Crying & Inspiring


Turns out chemo Tuesdays ARE hard.  I’m writing this in a Johnnie from Beverly Hospital where I was admitted last night after coming to the ER per my DF Dr’s recommendation.  Last night sucked.  A fever, shaking like a leaf chills, out of control nausea and a 103 temperature along with a really neat bright red rash that spread over my chest and my face.  I’m waiting to be transferred to Brigham and Women’s which is Dana Farber’s sister hospital so that my Doctors there can check me out.  I’ve been waiting since last night to be transferred.  There are no beds.  Dr’s here seem to think I picked up some sweet pneumonia somewhere along the way and that was the cause of the spike in temp.  They’re not sure if the rash is related or if it was a chemo reaction with my body.  I finally broke down and cried when I got to the hospital last night.  This cancer shit is no joke.  It’s so physically painful.  It’s only going to get worse.  My veins in my arms and hands hurt more than anything because I’ve had so many IVs in the past 7 weeks.  The thought of needles makes my whole body tense up and I want to cry even more.  I picture myself as Susan Sarandon in The Stepmom.  I feel like I’m going down.  My Mom came to get Sam and brought him back to Maine with her.  It’s good and I’m so lucky… but it makes me want to cry even more. This week my Doctors, nurses and everyone else in between are urging me to get a feeding tube.  I can’t seem to wrap my head around it.  It’s so foreign and gross and I JUST had a c section!
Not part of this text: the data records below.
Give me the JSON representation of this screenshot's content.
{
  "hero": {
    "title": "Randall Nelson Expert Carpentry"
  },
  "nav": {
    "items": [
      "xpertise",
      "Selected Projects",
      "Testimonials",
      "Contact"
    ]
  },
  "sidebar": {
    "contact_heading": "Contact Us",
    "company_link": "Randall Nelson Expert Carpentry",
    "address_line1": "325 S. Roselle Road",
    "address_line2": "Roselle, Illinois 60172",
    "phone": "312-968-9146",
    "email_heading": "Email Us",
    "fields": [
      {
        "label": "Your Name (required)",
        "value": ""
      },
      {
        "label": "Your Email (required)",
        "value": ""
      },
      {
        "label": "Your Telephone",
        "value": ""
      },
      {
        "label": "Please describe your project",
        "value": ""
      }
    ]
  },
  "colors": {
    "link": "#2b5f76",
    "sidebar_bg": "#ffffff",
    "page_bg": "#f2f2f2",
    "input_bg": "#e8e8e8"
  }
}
I’m going to have to do it because I won’t be able to eat for much longer.  And I’m already losing too much weight too quickly.  To put it in, they will sedate me (ish), stick a flashlight down my throat and into my stomach.  Then they break through my outside skin with the tube and it goes directly into my stomach.  That feeding tube will hang off my belly like a thin elephant  trunk.  Nothing stays in my throat or my nose.  I inject liquid into a funnel and “feed” myself directly into my stomach from the outside.  Vomit. Needless to say, I’m down.  But there was good news this week.  A yoga student of mine wrote me and told me HOW I inspired her.  “You’ve inspired me to take the leap, resign from my job and move to CA.  You’ve inspired me to get off my ass and live MY LIFE.  I am healthy, I am able, I am supported…Obvious lessons often have a very steep learning curve for me.  In sum, your shitty cancer has awoken me from my sloth-like slumber.”  I cried (theme of the blog post) when I read this.  I am beyond happy for her!  Beyond.  There are positive things coming out of my suffering. I spend a lot of time scrolling Instagram and Facebook while waiting for radiation and other Doctors appointments.  And I shamelessly follow people who post pictures of themselves with their perfect bodies in their perfect bikinis with quotes that have nothing to do with their perfect bodies or their perfect bikinis.  I don’t get it.  Why not just post the picture and the work out that you did to get your amazing body?  Wouldn’t that make more sense?  If it’s a marketing tool to get people to come to your fitness class or even yoga (gasp!) class shouldn’t we just call it what it is? What is the point?  Is it inspiring?  Is that what you’re TRYING to do? I started thinking about the idea of “inspiring.”  What does it mean?  How do you do it?  Who needs it? How can I write about it?  And after a short 12 minute talk with chiropractor Jerry who just randomly called to check up on me, I think we came up with the answer:  You don’t inspire.  You just do you.  That’s the secret.  It’s not putting an expectation on an end result.  I’m going to continue to write, and live and laugh and now cry from pain.  I’m going to continue to swear, yearn for champagne, give Sam kisses all over his face, watch bad tv and choose love always.  If it inspires, then sweet.  But it’s not my goal.  My goal is to live my life to its fullest and live it authentically.